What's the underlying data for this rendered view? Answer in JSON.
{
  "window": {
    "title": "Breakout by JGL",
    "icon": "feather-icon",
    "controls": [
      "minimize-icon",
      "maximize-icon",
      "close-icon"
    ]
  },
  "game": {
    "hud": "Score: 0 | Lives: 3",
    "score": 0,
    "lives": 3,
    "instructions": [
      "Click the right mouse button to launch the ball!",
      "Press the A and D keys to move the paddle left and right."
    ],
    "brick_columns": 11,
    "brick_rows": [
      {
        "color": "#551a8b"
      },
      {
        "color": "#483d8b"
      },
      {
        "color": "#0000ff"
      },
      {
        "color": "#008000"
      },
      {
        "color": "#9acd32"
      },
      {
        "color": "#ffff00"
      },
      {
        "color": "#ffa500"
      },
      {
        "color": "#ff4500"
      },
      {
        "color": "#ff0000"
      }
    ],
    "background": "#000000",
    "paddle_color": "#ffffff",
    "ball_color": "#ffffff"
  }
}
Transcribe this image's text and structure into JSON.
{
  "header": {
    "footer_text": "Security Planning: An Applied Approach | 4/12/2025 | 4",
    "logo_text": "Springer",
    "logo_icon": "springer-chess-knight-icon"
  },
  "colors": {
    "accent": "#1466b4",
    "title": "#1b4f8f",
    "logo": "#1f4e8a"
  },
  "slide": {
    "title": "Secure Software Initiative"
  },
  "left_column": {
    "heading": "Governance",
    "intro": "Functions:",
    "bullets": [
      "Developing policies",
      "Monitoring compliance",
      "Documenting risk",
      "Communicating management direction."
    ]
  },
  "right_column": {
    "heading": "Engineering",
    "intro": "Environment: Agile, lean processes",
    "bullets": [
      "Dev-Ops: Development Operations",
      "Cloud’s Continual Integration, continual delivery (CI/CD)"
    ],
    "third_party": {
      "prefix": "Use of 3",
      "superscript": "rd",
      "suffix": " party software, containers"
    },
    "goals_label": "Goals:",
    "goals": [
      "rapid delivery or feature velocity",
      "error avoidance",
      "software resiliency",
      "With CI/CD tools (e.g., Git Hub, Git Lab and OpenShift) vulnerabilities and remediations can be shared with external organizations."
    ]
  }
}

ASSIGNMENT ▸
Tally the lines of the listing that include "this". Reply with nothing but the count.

REPLY TO THE EXERCISE ▸
2